Anne Marie Schubert moved quickly to head off potential opposition Thursday when she announced that the two top law enforcement officers in the county have endorsed her campaign to become Sacramento's next district attorney.
The woman who currently holds the job, Jan Scully, who announced Monday that she will not seek re-election in 2014, gave Schubert one of her key endorsements. The other came from Sacramento County Sheriff Scott Jones.
Former Sheriff John McGinness also expressed his support for Schubert, a longtime deputy district attorney in Sacramento as well as Contra Costa and Solano counties.
"I feel very honored and humbled by the fact that I have incredible support from this county, from the top leaders in this county, and that says a lot for me and I think for this campaign," Schubert said in an interview.
Within a few hours of the announcement, Assistant Chief Deputy District Attorney Steve Grippi scratched his name off the candidates' list.
Grippi supervises the DA's homicide prosecutions, its gang squad, the TARGET Team that goes after recidivist gun crimes and the career criminal and auto theft units.
"I can tell you that I love what I do and that whatever skills I have developed over the years as a career prosecutor are probably much better suited to my current position than to the job of an elected district attorney," Grippi said in a written statement.
Prominent local defense lawyer Tom Johnson, a former prosecutor, declined to comment Thursday about Schubert's endorsements.
Schubert also has retained Dave Gilliard, a leading Republican strategist, as her political consultant. Gilliard is the husband of Sacramento Superior Court Judge Maryanne G. Gilliard, and he also ran last year's successful judicial campaign of Judge Tami R. Bogert.
"Obviously she's off to a very strong start with the support of the district attorney and the sheriff and former sheriff McGinness," Gilliard said of Schubert. "I think law enforcement is quickly coming together behind her candidacy, and that's going to make her a very formidable candidate."
Gilliard said he anticipates that Schubert will raise $1 million in her run that is aimed toward the June 2014 primary.
"Any candidate looking at this has to be prepared to raise a million dollars," Gilliard said.
Schubert said, "I wouldn't be in this race if I wasn't willing to win and do what I need to do to be the next district attorney of Sacramento."

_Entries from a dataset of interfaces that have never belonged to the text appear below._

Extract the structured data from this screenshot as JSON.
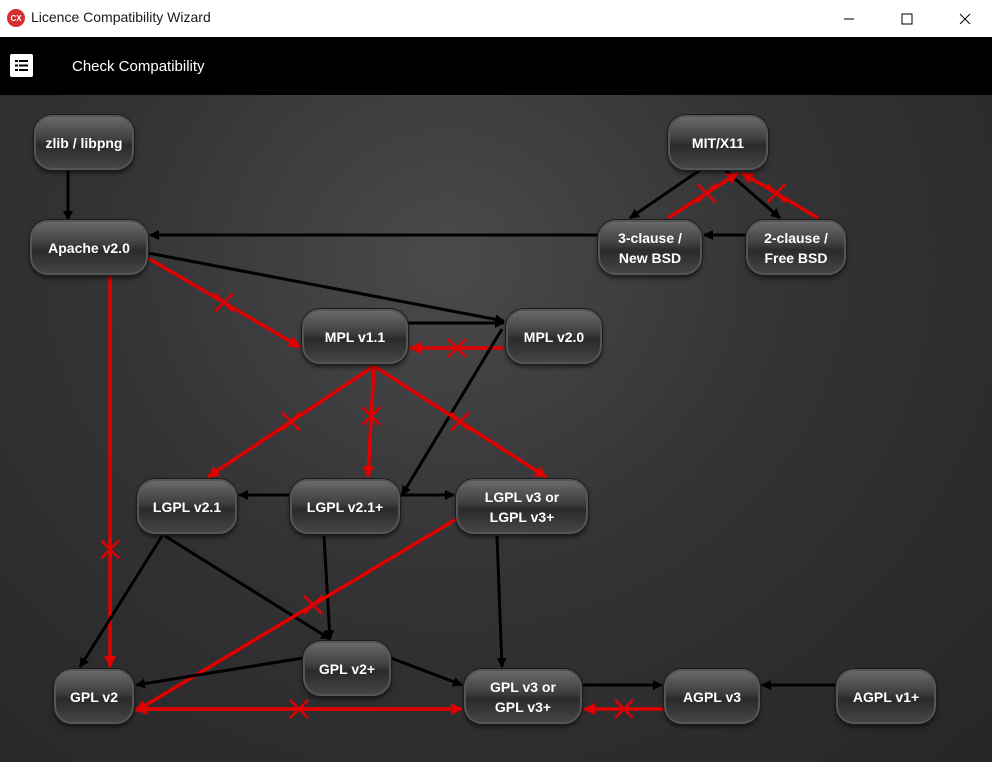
{
  "window": {
    "title": "Licence Compatibility Wizard",
    "app_icon_text": "CX",
    "minimize_icon": "minimize-icon",
    "maximize_icon": "maximize-icon",
    "close_icon": "close-icon"
  },
  "toolbar": {
    "menu_icon": "list-icon",
    "check_label": "Check Compatibility"
  },
  "colors": {
    "compatible_edge": "#000000",
    "incompatible_edge": "#e00000",
    "toolbar_bg": "#000000",
    "node_text": "#ffffff"
  },
  "diagram": {
    "nodes": [
      {
        "id": "zlib",
        "label": "zlib / libpng"
      },
      {
        "id": "mit",
        "label": "MIT/X11"
      },
      {
        "id": "apache",
        "label": "Apache v2.0"
      },
      {
        "id": "bsd3",
        "label": "3-clause /\nNew BSD"
      },
      {
        "id": "bsd2",
        "label": "2-clause /\nFree BSD"
      },
      {
        "id": "mpl11",
        "label": "MPL v1.1"
      },
      {
        "id": "mpl20",
        "label": "MPL v2.0"
      },
      {
        "id": "lgpl21",
        "label": "LGPL v2.1"
      },
      {
        "id": "lgpl21p",
        "label": "LGPL v2.1+"
      },
      {
        "id": "lgpl3",
        "label": "LGPL v3 or\nLGPL v3+"
      },
      {
        "id": "gpl2",
        "label": "GPL v2"
      },
      {
        "id": "gpl2p",
        "label": "GPL v2+"
      },
      {
        "id": "gpl3",
        "label": "GPL v3 or\nGPL v3+"
      },
      {
        "id": "agpl3",
        "label": "AGPL v3"
      },
      {
        "id": "agpl1",
        "label": "AGPL v1+"
      }
    ],
    "edges": [
      {
        "from": "zlib",
        "to": "apache",
        "compatible": true
      },
      {
        "from": "mit",
        "to": "bsd3",
        "compatible": true
      },
      {
        "from": "mit",
        "to": "bsd2",
        "compatible": true
      },
      {
        "from": "bsd3",
        "to": "mit",
        "compatible": false
      },
      {
        "from": "bsd2",
        "to": "mit",
        "compatible": false
      },
      {
        "from": "bsd2",
        "to": "bsd3",
        "compatible": true
      },
      {
        "from": "bsd3",
        "to": "apache",
        "compatible": true
      },
      {
        "from": "apache",
        "to": "mpl20",
        "compatible": true
      },
      {
        "from": "apache",
        "to": "mpl11",
        "compatible": false
      },
      {
        "from": "apache",
        "to": "gpl2",
        "compatible": false
      },
      {
        "from": "mpl11",
        "to": "mpl20",
        "compatible": true
      },
      {
        "from": "mpl20",
        "to": "mpl11",
        "compatible": false
      },
      {
        "from": "mpl20",
        "to": "lgpl21p",
        "compatible": true
      },
      {
        "from": "mpl11",
        "to": "lgpl21",
        "compatible": false
      },
      {
        "from": "mpl11",
        "to": "lgpl21p",
        "compatible": false
      },
      {
        "from": "mpl11",
        "to": "lgpl3",
        "compatible": false
      },
      {
        "from": "lgpl21p",
        "to": "lgpl21",
        "compatible": true
      },
      {
        "from": "lgpl21p",
        "to": "lgpl3",
        "compatible": true
      },
      {
        "from": "lgpl21",
        "to": "gpl2",
        "compatible": true
      },
      {
        "from": "lgpl21",
        "to": "gpl2p",
        "compatible": true
      },
      {
        "from": "lgpl21p",
        "to": "gpl2p",
        "compatible": true
      },
      {
        "from": "lgpl3",
        "to": "gpl2",
        "compatible": false
      },
      {
        "from": "lgpl3",
        "to": "gpl3",
        "compatible": true
      },
      {
        "from": "gpl2p",
        "to": "gpl2",
        "compatible": true
      },
      {
        "from": "gpl2p",
        "to": "gpl3",
        "compatible": true
      },
      {
        "from": "gpl2",
        "to": "gpl3",
        "compatible": false
      },
      {
        "from": "gpl3",
        "to": "gpl2",
        "compatible": false
      },
      {
        "from": "gpl3",
        "to": "agpl3",
        "compatible": true
      },
      {
        "from": "agpl3",
        "to": "gpl3",
        "compatible": false
      },
      {
        "from": "agpl1",
        "to": "agpl3",
        "compatible": true
      }
    ]
  }
}
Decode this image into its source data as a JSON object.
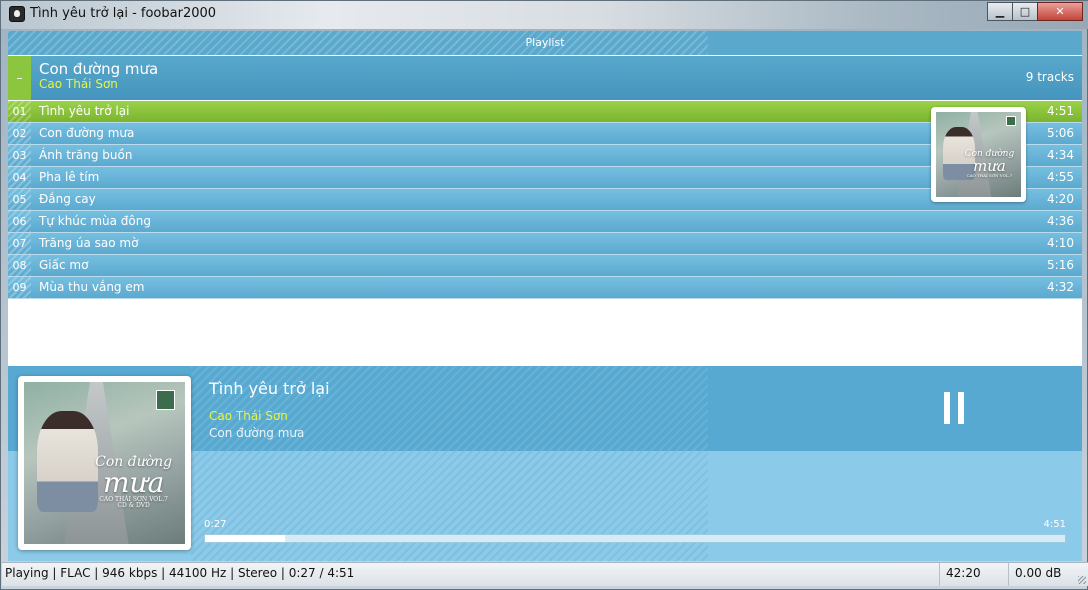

A prosecutor for 23 years, Schubert heads up the office's Special Assault and Child Abuse units. A onetime fixture in the DA's cold-case unit, it was Schubert who responded to a book author and the family of UC Davis "sweethearts" murder victim John Riggins to submit items of evidence for DNA testing that identified Richard Hirschfield as the suspect in the killings that had gone unsolved for than two decades. Hirschfield has since been convicted in the 1980 killings. He is awaiting sentencing.
Schubert gained some political experience last year in taking the lead in the Sacramento DA's Office in the campaign to defeat the Proposition 34 initiative last year. The measure would have abolished the death penalty in California.
In a statement released by the Schubert campaign, Scully, who will complete her fifth term before stepping down at the end of 2014, described the candidate as "a tough, no-nonsense prosecutor who has dedicated her career to the safety of our citizens and security of our community."
Jones said in his statement that Schubert "will be a strong partner with law enforcement as we work together to make Sacramento County safe."